However, you can help to relieve some tension by suggestion an area of improvement yourself first by saying something like: “For example, I think we could be doing a better job of keeping everybody informed of cross-departmental projects and efforts. What do you think? What are three key things you think we could improve?”
9. What Key Skills and Qualifications Should We Look For in Your Replacement?
Nobody has greater insight into what that position requires than the person who filled it. So, make sure to ask what he thinks you should be looking for in the candidate who will step into his shoes.
With this advice, you’ll be able to appropriately tailor the requirements listed on the job description, as well as zero in on the applicants who will likely be the best fit for that open role.
10. Would You Recommend This as a Great Place to Work?
This is a great question to use to wrap up the interview, as it essentially summarizes everything else that was already discussed.
Will you get a truthful answer here? Honestly, there are no guarantees. But, if nothing else, your employee likely won’t give a flat-out “no.” Instead, she’ll hopefully share some details about the types of people she thinks will thrive and excel in your office environment.
Exit interviews can feel awkward at best.

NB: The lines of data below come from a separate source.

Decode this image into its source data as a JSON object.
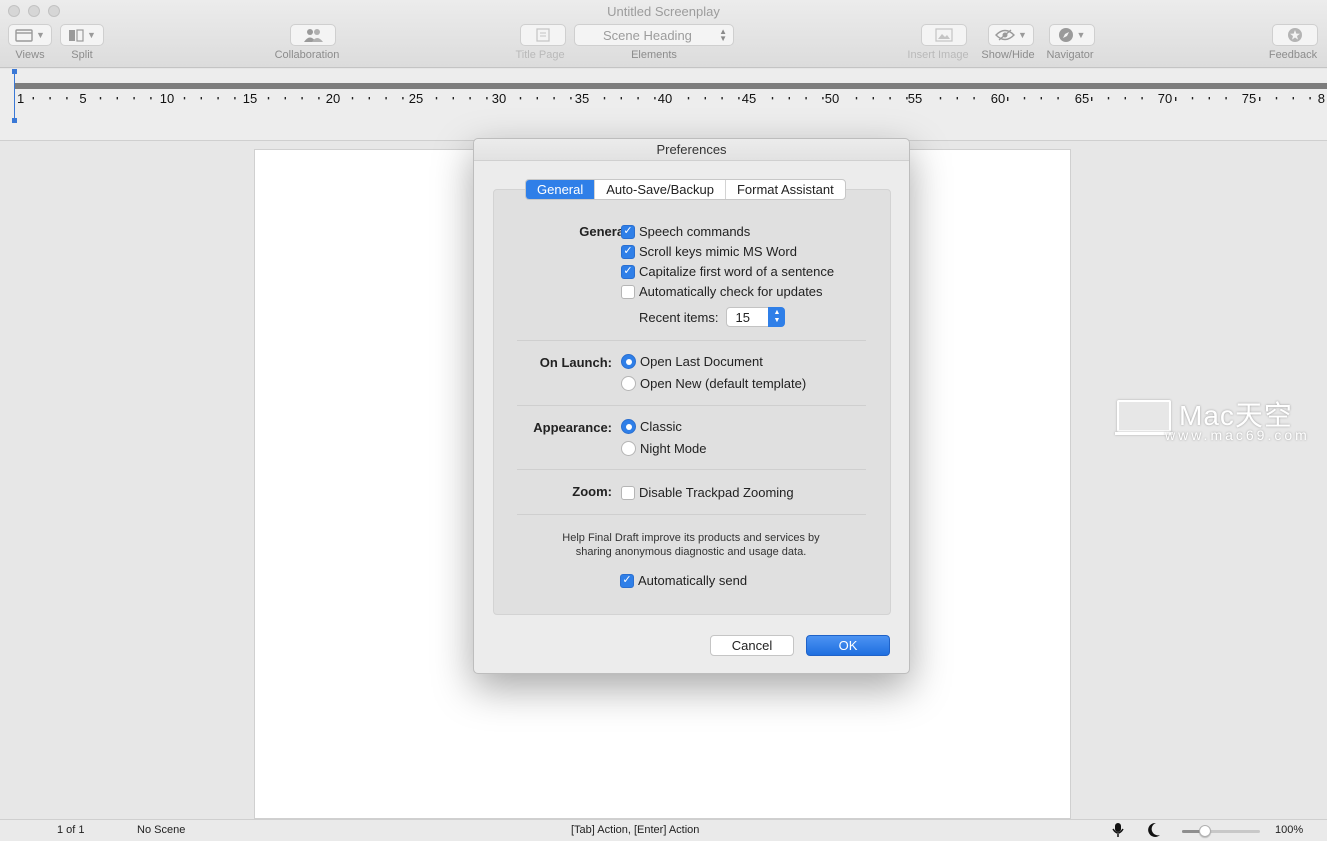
{
  "window": {
    "title": "Untitled Screenplay"
  },
  "toolbar": {
    "views_label": "Views",
    "split_label": "Split",
    "collaboration_label": "Collaboration",
    "title_page_label": "Title Page",
    "elements_label": "Elements",
    "elements_value": "Scene Heading",
    "insert_image_label": "Insert Image",
    "show_hide_label": "Show/Hide",
    "navigator_label": "Navigator",
    "feedback_label": "Feedback"
  },
  "ruler": {
    "labels": [
      "1",
      "5",
      "10",
      "15",
      "20",
      "25",
      "30",
      "35",
      "40",
      "45",
      "50",
      "55",
      "60",
      "65",
      "70",
      "75",
      "8"
    ]
  },
  "watermark": {
    "text": "Mac天空",
    "url": "www.mac69.com"
  },
  "dialog": {
    "title": "Preferences",
    "tabs": [
      "General",
      "Auto-Save/Backup",
      "Format Assistant"
    ],
    "active_tab": "General",
    "general": {
      "label": "General:",
      "speech_commands": "Speech commands",
      "scroll_keys": "Scroll keys mimic MS Word",
      "capitalize": "Capitalize first word of a sentence",
      "auto_check": "Automatically check for updates",
      "recent_items_label": "Recent items:",
      "recent_items_value": "15"
    },
    "on_launch": {
      "label": "On Launch:",
      "open_last": "Open Last Document",
      "open_new": "Open New (default template)"
    },
    "appearance": {
      "label": "Appearance:",
      "classic": "Classic",
      "night_mode": "Night Mode"
    },
    "zoom": {
      "label": "Zoom:",
      "disable_trackpad": "Disable Trackpad Zooming"
    },
    "help_text_1": "Help Final Draft improve its products and services by",
    "help_text_2": "sharing anonymous diagnostic and usage data.",
    "auto_send": "Automatically send",
    "cancel": "Cancel",
    "ok": "OK"
  },
  "status": {
    "page": "1 of 1",
    "scene": "No Scene",
    "hint": "[Tab]  Action,  [Enter] Action",
    "zoom": "100%",
    "zoom_level": 0.3
  },
  "colors": {
    "accent": "#2f7fe8",
    "ruler_marker": "#3a78d6"
  }
}
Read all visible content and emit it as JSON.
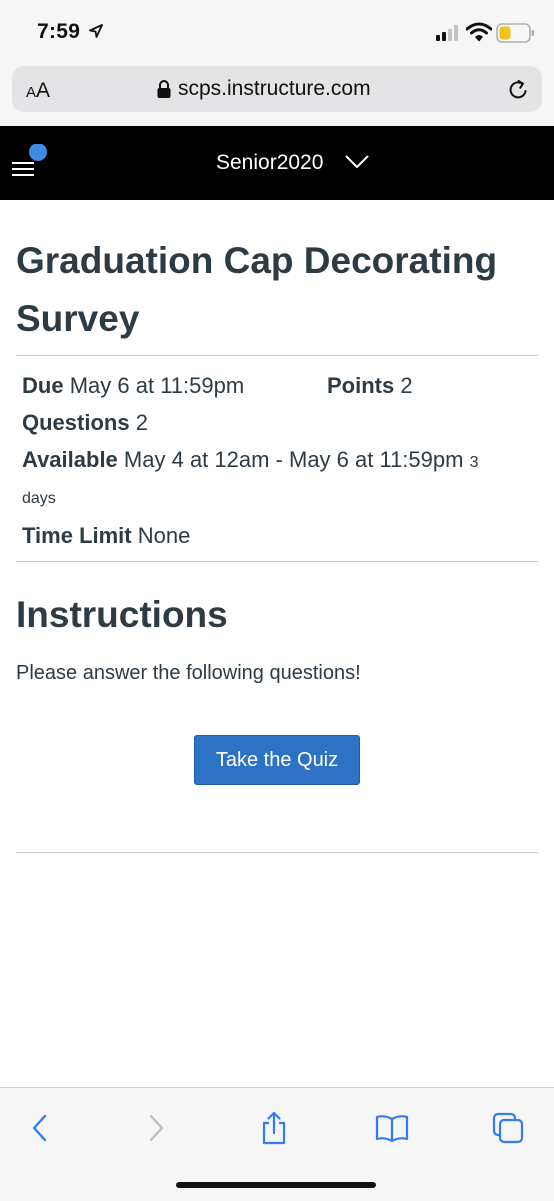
{
  "status_bar": {
    "time": "7:59"
  },
  "browser": {
    "text_size_label_small": "A",
    "text_size_label_large": "A",
    "url": "scps.instructure.com"
  },
  "header": {
    "course_name": "Senior2020"
  },
  "quiz": {
    "title": "Graduation Cap Decorating Survey",
    "due_label": "Due",
    "due_value": "May 6 at 11:59pm",
    "points_label": "Points",
    "points_value": "2",
    "questions_label": "Questions",
    "questions_value": "2",
    "available_label": "Available",
    "available_value": "May 4 at 12am - May 6 at 11:59pm",
    "available_duration_number": "3",
    "available_duration_unit": "days",
    "time_limit_label": "Time Limit",
    "time_limit_value": "None"
  },
  "instructions": {
    "heading": "Instructions",
    "text": "Please answer the following questions!"
  },
  "actions": {
    "take_quiz_label": "Take the Quiz"
  },
  "colors": {
    "header_bg": "#000000",
    "accent_blue": "#2d72c4",
    "text": "#2d3b45",
    "notification_dot": "#3e8ae6"
  }
}
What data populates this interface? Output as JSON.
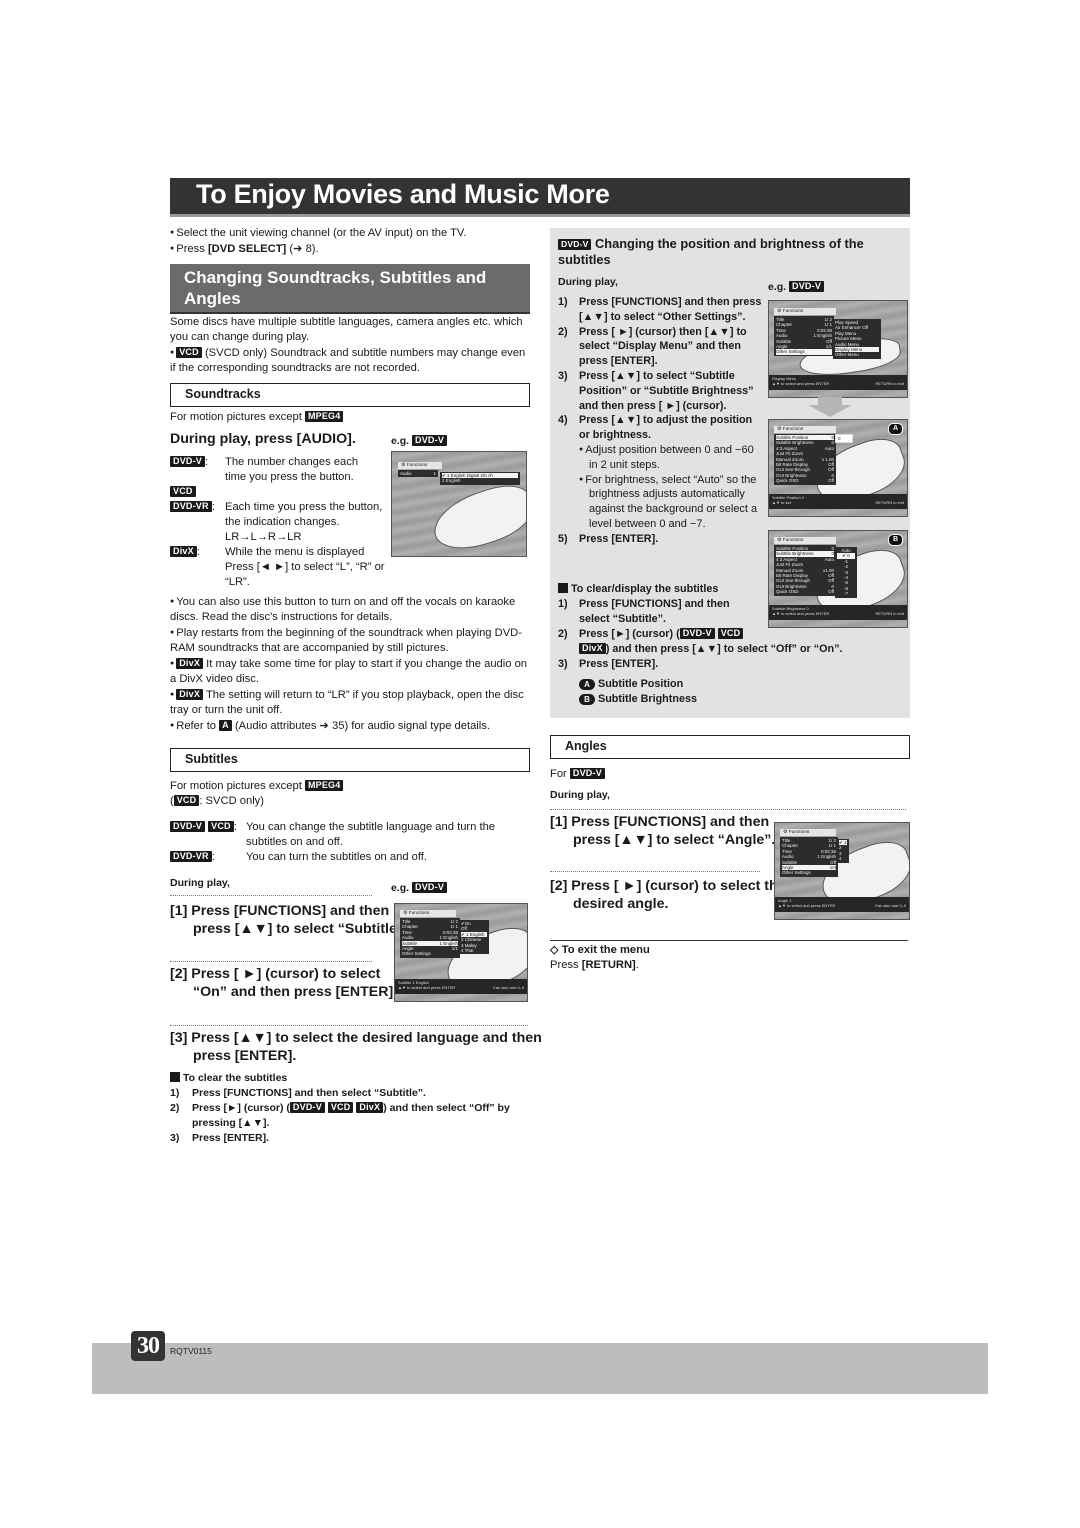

But, that doesn’t change the fact that they’re a valuable opportunity to get some helpful feedback from people who are leaving your office.
Keep these 10 exit interview questions handy, and you’ll be able to lead a productive and worthwhile conversation that will empower you to make necessary improvements moving forward (and, as as result, decrease your turnover!).
Photo of exit interview courtesy of Caiaimage/Paul Bradbury/Getty Images.
Kat is a Midwest-based freelance writer, covering topics related to careers, productivity, and the freelance life. In addition to The Muse, she's a contributor all over the web and dishes out research-backed advice for places like Atlassian, Trello, Toggl, Wrike, The Everygirl, FlexJobs, and more. She's also an Employment Advisor at a local college, and loves helping students prepare to thrive in careers (and lives!) they love. When she manages to escape from behind her computer screen, she's usually babying her two rescue mutts or continuing her search for the perfect taco. Say hi on Twitter @kat_boogaard or check out her website.More from this Author